    – 13 is divided by 1,13
    – 15 is divided by 1,3,5,15
 • When the gcd of two numbers is one, these numbers are
   said to be relatively prime
Euler’s Phi Function

 • For a positive integer n, (n) is the number of positive
   integers less than n and relatively prime to n
 • Examples:
    – (3) = 2        1,2
    – (4) = 2        1,2,3 (but 2 is not relatively prime to 4)
    – (5) = 4        1,2,3,4
 • For any prime number p,
                (p) = p-1
 • For any integer n that is the product of two distinct
   primes p and q,
                (n) = (p)(q)
                      = (p-1)(q-1)
Relative primes

 • Suppose we have an integer x and want to find an odd
   integer z such that
    – 1 < z < x, and
    – z is relatively prime to x

 • We know that x and z are relatively prime if their
   greatest common divisor is one
    – randomly generate prime values for z until gcd(x,z)=1
    – if x is a product of distinct primes, there is a value of z
      satisfying this equality
Relative BigInteger primes

 • Suppose we have declared a BigInteger x and
   assigned it a value
 • Declare a BigInteger z
 • Assign a prime value to z using the probablePrime
    – specifying an input bit length smaller than that of x
      gives a value z<x
 • The expression
    returns true if gcd(x,z)=1 and false otherwise
 • While the above expression evaluates to false, assign a
   new random to z
Multiplicative identities and inverses

 • The multiplicative identity is the element e such that
   for all elements xX

 • The multiplicative inverse of x is the element x-1 such that
                     x  x-1 = x-1  x = 1

 • The multiplicative inverse of x mod n is the element x-1
   such that
           (x  x-1) mod n = (x-1  x ) mod n = 1
    – x and x-1 are inverses only in multiplication mod n

 • Suppose we have declared BigInteger variables x, y
   and assigned values to them
 • We want to find a BigInteger z such that
               (x*z)%y =(z*x)%y = 1
   that is, we want to find the inverse of x mod y and
   assign its value to z

 • This is accomplished by the following statement:
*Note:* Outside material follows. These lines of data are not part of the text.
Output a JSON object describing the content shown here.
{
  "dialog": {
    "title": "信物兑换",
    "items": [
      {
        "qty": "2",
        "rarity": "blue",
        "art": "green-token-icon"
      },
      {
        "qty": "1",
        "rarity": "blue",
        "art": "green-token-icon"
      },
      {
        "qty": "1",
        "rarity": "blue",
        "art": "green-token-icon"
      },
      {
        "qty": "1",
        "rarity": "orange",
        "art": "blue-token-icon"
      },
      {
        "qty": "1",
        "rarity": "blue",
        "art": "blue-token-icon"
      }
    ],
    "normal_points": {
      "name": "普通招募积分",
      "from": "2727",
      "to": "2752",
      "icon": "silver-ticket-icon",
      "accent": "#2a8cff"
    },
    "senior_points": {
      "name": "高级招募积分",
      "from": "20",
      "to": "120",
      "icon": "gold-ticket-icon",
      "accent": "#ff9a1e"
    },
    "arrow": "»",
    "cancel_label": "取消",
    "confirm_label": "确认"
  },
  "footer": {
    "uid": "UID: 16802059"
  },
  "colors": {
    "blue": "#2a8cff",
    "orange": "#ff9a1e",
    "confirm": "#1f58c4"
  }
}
       BigInteger z = x.modInverse(y);
Implementing RSA key generation

 • We know have everything we need to implement the
   RSA key generation algorithm in Java, so let’s get
   started …